I grew up on lots of rebellion and liberalism. It was the sixties and seventies, a time of massive upheaval and change. I remember staging a protest in junior high to allow girls to wear jeans to school. Yes, until eighth grade girls had to wear skirts or dresses, usually with knee socks and penny loafers.
I loved Robert Kennedy and painted RFK for President all over the walls of our garage. I vividly remember one morning when I was twelve and my sister woke me with the news that Kennedy had been assassinated in Los Angeles. I cried and then started a pillow fight with her, yelling “It’s not true. You’re lying.” I was heartbroken. Little did I realize that was probably the day liberalism began to die a slow but steady death.
My father was an American history teacher at the public high school I attended at a time when students smoked pot outside at the wooden track and opening the doors to the bathrooms exposed you to a toxic cloud of cigarette smoke. We spent our summer vacations visiting places like Jefferson’s Monticello, Valley Forge in Pennsylvania, and Washington, D.C. which we never tired of. One summer we drove all the way to Michigan to visit Henry Ford’s Greenfield Village.
All these things must have influenced my restless, seeking mind. I am never content. I am always searching. There is no black and white in my world, just shades of gray.
This very thing came up in the book club discussion last night. One reader didn’t really understand Sophie’s quest to find passion in her marriage again. Her rage against middle age and mediocrity. She asked “Isn’t that just part of growing up and becoming a mature person? You accept the fact that passion fades?”
I cringed. I tried to explain. I quoted an article I had just read in the New York Times. Its premise was that the first two years of marriage were the most passionate but if a couple could make it through the next twenty years they could rekindle some of that fire when their nest was empty. If they tried new things together, they could see each other with new eyes and fall in love all over again.
I’ve always envied people who are content, who accept things the way they are. The people I worked with who decorated their cubicles like a cozy home and accepted the fact that though their job was boring and unfulfilling, they had a steady paycheck and health insurance. I tried to do this but I ended up decorating my cubicle with pictures of Caribbean beaches from last year’s calendar and dreaming of better views than my cubicle walls.
I have embarked on a new chapter in my life. It is a bit scary and there are a lot of unknowns. But one thing I know, I am happier. I walk with a spring in my step and I smile a lot more.

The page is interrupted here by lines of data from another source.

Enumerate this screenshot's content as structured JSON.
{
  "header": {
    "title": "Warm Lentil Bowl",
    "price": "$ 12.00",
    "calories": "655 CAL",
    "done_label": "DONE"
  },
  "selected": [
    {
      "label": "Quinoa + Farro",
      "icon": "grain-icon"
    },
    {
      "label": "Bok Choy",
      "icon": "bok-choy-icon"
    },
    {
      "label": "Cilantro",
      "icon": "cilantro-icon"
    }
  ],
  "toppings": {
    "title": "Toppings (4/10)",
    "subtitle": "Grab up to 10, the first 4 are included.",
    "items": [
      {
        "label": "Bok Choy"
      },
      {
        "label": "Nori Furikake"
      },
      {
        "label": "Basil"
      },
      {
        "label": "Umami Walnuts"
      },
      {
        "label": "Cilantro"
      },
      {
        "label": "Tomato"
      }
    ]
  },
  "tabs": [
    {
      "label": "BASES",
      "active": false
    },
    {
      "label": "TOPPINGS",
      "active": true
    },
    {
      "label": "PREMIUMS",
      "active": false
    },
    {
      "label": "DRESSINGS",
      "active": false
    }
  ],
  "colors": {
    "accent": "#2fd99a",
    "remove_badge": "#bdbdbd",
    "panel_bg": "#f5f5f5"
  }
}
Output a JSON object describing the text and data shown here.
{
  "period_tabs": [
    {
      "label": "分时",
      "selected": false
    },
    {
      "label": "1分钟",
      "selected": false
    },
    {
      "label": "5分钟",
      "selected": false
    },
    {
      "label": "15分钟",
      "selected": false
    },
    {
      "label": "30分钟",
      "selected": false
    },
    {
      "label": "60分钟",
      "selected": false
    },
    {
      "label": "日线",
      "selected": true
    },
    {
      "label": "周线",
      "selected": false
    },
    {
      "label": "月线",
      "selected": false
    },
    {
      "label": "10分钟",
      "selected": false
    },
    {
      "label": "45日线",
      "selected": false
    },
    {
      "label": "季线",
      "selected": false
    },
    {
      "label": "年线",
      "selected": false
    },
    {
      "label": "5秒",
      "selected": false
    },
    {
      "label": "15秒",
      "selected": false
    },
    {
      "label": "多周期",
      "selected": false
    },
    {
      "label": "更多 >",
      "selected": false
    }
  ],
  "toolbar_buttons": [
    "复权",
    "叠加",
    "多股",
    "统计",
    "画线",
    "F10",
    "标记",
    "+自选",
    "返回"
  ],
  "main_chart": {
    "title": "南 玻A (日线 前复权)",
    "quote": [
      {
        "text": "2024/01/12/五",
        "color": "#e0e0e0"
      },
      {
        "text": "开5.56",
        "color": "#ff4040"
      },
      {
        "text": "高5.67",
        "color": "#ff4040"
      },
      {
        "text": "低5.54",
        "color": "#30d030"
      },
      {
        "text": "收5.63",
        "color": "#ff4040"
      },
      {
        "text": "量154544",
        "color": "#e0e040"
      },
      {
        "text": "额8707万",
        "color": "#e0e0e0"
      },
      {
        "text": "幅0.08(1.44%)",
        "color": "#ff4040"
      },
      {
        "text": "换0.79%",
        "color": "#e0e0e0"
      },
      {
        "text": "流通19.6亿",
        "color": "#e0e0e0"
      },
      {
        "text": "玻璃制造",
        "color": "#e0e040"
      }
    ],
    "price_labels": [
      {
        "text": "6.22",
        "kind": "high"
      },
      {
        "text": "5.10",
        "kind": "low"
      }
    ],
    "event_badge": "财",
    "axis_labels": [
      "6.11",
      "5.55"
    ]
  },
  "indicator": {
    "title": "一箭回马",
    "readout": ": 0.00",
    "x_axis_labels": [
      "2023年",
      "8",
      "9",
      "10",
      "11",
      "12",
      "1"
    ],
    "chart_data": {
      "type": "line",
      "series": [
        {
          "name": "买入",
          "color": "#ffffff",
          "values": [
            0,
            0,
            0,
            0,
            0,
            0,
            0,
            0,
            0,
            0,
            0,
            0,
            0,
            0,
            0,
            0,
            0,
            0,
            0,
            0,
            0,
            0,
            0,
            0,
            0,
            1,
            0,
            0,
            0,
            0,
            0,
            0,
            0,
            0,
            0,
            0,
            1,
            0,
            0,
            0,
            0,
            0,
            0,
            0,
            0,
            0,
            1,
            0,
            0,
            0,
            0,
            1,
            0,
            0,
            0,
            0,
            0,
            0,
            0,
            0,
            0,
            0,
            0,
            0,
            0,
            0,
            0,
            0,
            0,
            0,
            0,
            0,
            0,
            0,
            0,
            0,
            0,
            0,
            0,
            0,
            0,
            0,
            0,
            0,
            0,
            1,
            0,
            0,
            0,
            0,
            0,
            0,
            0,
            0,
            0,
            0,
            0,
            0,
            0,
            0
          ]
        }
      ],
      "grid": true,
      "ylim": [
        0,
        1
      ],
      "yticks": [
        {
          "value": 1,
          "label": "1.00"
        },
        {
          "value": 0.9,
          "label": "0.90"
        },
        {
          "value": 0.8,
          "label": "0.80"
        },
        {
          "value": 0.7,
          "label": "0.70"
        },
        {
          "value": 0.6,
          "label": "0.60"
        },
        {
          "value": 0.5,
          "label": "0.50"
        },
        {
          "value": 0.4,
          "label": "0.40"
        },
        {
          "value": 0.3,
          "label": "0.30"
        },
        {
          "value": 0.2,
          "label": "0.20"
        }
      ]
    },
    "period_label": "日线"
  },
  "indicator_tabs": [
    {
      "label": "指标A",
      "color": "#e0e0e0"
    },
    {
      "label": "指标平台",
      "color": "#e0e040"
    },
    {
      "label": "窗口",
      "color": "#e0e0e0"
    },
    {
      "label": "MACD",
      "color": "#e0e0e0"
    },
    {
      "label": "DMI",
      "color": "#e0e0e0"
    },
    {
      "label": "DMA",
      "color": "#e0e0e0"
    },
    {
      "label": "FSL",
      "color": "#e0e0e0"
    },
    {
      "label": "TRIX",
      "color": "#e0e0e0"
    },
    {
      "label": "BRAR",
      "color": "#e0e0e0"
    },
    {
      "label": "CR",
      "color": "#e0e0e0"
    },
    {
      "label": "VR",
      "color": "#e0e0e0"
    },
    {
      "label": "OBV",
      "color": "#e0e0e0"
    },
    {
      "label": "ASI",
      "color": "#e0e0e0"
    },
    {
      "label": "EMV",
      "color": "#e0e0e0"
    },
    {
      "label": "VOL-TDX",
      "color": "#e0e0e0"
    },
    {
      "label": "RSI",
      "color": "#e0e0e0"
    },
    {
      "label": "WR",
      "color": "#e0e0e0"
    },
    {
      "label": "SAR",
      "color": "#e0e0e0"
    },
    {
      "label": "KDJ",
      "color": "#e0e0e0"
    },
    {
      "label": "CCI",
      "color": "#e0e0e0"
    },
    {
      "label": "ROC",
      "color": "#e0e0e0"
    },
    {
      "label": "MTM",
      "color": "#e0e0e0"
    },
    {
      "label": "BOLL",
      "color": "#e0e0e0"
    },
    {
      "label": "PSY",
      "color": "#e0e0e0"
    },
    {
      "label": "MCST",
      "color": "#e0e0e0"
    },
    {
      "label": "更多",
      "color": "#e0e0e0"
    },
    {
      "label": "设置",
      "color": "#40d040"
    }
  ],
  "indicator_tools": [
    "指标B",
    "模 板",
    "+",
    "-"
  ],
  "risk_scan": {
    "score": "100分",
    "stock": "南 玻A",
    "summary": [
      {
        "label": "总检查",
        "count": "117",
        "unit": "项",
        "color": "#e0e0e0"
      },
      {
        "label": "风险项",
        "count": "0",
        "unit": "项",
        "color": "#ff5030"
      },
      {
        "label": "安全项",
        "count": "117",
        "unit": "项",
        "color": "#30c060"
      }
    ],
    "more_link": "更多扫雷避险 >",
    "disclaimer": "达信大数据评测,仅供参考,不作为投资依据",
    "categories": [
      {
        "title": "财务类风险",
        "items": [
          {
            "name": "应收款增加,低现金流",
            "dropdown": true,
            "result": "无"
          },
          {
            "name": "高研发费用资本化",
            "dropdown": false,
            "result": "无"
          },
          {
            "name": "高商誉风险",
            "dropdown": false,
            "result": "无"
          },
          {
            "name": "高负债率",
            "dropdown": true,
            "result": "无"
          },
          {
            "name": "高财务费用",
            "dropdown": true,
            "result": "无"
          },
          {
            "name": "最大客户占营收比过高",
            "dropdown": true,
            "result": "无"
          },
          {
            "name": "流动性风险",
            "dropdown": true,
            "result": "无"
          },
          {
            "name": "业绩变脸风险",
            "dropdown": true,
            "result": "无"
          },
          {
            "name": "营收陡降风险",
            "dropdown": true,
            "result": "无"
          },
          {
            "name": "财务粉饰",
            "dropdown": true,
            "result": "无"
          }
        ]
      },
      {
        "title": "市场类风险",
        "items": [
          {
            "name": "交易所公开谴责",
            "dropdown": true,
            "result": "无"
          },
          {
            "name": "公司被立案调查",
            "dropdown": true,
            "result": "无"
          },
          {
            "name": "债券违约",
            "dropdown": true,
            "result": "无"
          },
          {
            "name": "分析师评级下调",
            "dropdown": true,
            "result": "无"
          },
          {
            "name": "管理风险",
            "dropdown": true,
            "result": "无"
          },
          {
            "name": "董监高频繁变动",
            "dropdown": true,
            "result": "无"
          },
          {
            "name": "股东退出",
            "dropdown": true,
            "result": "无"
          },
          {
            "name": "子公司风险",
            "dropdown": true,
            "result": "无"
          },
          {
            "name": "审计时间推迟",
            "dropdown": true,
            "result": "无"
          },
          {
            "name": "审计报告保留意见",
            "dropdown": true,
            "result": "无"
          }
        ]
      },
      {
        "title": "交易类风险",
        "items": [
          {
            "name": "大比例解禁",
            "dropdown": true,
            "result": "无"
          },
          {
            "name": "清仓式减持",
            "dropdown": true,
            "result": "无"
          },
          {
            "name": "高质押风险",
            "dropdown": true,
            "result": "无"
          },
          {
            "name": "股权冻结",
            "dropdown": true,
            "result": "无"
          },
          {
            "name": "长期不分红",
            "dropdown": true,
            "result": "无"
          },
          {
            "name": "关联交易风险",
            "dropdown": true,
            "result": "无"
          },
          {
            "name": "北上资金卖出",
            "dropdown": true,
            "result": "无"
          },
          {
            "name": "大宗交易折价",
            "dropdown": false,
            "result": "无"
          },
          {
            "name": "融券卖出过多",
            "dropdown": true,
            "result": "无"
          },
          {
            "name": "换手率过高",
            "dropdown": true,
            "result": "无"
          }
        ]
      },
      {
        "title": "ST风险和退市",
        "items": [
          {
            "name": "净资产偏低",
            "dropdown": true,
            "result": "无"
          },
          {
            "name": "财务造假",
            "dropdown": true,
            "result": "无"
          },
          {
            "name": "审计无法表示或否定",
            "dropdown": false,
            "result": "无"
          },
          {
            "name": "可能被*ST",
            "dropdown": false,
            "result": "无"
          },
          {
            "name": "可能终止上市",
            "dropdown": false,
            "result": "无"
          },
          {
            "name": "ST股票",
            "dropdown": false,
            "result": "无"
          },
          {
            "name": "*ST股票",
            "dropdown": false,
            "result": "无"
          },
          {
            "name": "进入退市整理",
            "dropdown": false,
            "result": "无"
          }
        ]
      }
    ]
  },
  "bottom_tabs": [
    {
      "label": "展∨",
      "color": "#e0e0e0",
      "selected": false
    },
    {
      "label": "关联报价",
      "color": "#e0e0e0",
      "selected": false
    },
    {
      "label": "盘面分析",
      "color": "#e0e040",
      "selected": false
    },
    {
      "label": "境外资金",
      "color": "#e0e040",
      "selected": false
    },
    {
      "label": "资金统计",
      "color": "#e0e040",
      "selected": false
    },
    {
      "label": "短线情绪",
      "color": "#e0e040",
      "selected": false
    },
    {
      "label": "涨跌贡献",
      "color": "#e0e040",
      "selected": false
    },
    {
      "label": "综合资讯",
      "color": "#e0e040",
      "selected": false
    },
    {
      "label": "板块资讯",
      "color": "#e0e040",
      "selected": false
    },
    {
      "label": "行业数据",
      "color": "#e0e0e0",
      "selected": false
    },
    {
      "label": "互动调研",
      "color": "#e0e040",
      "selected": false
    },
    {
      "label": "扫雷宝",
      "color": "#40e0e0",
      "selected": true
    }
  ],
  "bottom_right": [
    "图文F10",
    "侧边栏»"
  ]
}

My husband and are arguing less. I wouldn’t recommend this to everyone, quitting your job as the country sits on the fiscal cliff. Chasing a dream of writing for a living.
Last night before the book club, I made my sister and her husband a recipe from The Reverse Commute.
Here it is:
The Best Boy’s Chicken Parmesan
2 pounds of boneless chicken (use breasts or thighs-the Best Boy likes dark meat so he uses thighs)
A bowl of flour
A bowl with 3 eggs, beaten
A bowl of Italian style bread crumbs
Dip the chicken in each of the bowls -1st flour, then egg, then bread crumbs. As the Best Boy points out, you need to do this in the right order.
Heat oil in a frying pan and heat both sides until lightly browned.
24 ounces of spaghetti sauce (If your Aunt Helen lives next door you can run over and get some of her homemade marinara sauce out of the freezer. Otherwise, make your own sauce or use your favorite jar of store bought)
Spread sauce on the bottom of a baking dish, place chicken on top and cover with more sauce then sprinkle grated parmesan cheese on top. Place in a 350 degree oven for 15-20 minutes.
Meanwhile, bring a pot of water to a boil and cook ziti.
Enjoy and maybe you too will fall in love once again.